In 2000, geologist dr. Bogdan Jurkovšek examined the Jarešca stream in Jarčja Dolina near Žiri. In the vicinity of the farm Lukač, he found a new limestone layer in the riverbed, which was previously revealed by the storm. Laboratory analyses have shown that the layers were formed 252 million years ago in the shallow sea, in the last period of the Paleozoic and at the beginning of Mesozoic (Permian-Triassic boundary). During that time, Earth's greatest catastrophe in the last 550 million years happened. Up to 96% of all marine invertebrate species   and 70% of genera of terrestrial vertebrate species probably disappeared in the great extinction of living beings. The extinction was most likely the result of volcanic eruptions in today's Siberia and China, which sent huge amounts of gases and dust into the atmosphere and sea. Earth's regulating mechanisms were denied. The temperature of the atmosphere and the seas increased. Aridity on the land and toxic hydrogen sulfite, as well as a lack of oxygen in the seas were probable causes of the extinction. There is still a lot of ambiguity about that time. Some of them were clarified by the exploration of the rock from the Jarča Dolina.
The investigation of the geological site was an international project of geologists from Slovenia, Croatia, USA and other countries and was published in scientific literature. Geologists guided a visit to the geological site during the European Heritage Days on September 30th, 2016.

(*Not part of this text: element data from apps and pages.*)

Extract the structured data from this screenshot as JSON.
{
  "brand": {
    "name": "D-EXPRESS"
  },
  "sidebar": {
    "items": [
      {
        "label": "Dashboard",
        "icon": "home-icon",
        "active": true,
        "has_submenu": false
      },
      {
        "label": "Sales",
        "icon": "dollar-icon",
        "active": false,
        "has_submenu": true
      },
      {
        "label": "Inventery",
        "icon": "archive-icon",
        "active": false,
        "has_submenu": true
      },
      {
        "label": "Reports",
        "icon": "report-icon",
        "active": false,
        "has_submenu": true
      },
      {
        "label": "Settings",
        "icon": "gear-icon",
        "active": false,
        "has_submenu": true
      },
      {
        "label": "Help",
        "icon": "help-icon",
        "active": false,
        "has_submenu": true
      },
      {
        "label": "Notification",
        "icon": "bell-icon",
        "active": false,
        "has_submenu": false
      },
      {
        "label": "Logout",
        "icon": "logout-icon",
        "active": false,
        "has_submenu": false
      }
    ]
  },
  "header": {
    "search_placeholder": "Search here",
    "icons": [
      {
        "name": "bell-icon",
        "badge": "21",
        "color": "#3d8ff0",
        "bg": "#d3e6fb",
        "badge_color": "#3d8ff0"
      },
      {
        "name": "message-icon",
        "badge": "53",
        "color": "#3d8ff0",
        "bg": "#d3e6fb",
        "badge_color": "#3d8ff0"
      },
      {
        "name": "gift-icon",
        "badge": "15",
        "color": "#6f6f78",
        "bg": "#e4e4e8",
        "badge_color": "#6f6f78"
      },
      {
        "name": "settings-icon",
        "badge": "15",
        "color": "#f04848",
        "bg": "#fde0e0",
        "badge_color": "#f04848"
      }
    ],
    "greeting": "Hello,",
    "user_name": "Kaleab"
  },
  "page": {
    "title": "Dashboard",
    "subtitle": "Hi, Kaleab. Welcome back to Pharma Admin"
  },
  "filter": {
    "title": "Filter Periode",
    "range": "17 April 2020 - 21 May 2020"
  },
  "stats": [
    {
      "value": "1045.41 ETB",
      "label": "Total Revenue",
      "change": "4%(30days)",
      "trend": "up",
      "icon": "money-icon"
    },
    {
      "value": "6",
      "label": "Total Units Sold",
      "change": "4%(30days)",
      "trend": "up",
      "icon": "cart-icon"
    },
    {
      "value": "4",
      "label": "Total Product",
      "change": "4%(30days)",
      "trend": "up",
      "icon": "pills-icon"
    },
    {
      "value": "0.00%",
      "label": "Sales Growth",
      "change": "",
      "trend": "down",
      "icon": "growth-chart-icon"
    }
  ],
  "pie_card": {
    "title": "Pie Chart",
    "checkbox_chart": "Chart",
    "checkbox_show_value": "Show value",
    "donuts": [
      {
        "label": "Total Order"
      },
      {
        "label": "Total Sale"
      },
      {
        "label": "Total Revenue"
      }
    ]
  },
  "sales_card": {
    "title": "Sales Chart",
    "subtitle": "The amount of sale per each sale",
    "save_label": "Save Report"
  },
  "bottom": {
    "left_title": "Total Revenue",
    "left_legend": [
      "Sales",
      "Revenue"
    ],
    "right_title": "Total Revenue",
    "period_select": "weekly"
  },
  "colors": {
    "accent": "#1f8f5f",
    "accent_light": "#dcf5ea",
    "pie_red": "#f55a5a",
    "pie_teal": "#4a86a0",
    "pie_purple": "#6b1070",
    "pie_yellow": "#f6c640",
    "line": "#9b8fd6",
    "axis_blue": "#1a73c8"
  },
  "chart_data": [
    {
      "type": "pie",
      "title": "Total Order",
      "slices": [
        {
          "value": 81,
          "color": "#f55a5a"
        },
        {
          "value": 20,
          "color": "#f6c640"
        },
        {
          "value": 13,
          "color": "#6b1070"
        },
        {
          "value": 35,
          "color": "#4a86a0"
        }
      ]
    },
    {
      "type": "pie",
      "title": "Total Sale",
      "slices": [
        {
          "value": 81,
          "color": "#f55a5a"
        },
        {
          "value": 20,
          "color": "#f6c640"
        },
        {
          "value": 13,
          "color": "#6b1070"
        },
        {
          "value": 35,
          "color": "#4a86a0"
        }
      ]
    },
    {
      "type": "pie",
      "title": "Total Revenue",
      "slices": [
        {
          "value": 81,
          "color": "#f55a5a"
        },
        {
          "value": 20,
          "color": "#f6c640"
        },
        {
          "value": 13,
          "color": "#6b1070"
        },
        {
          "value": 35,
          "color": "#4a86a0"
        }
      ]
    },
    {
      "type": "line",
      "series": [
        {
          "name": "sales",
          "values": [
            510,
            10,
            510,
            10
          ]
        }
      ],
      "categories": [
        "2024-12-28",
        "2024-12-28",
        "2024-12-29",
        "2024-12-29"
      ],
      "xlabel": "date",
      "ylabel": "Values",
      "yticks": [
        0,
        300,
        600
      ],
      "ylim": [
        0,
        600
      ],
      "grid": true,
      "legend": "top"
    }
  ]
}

European Dimension

In Europe, there are only a few geological sites where the Permian-Triassic boundary is precisely defined (Tesero and Bulla in Dolomites, Italy; Gartnerkofel in Carnic Alps, Austria; Jarčja Dolina in Slovenia). These locations are worthy of particular attention since they allow a clarification of events of the Permian-Triassic extinction.  An environmental disaster from a quarter of a billion years ago reminds us how vulnerable our Earth and its inhabitants are. A visit to a geological site and contact with rocks from the time of and Earth catastrophe is more convincing than listening to long explanations of the danger of global environmental changes. The preserved and presented geological site would attract school groups and other people interested in geology and ecology from Slovenia and other European countries.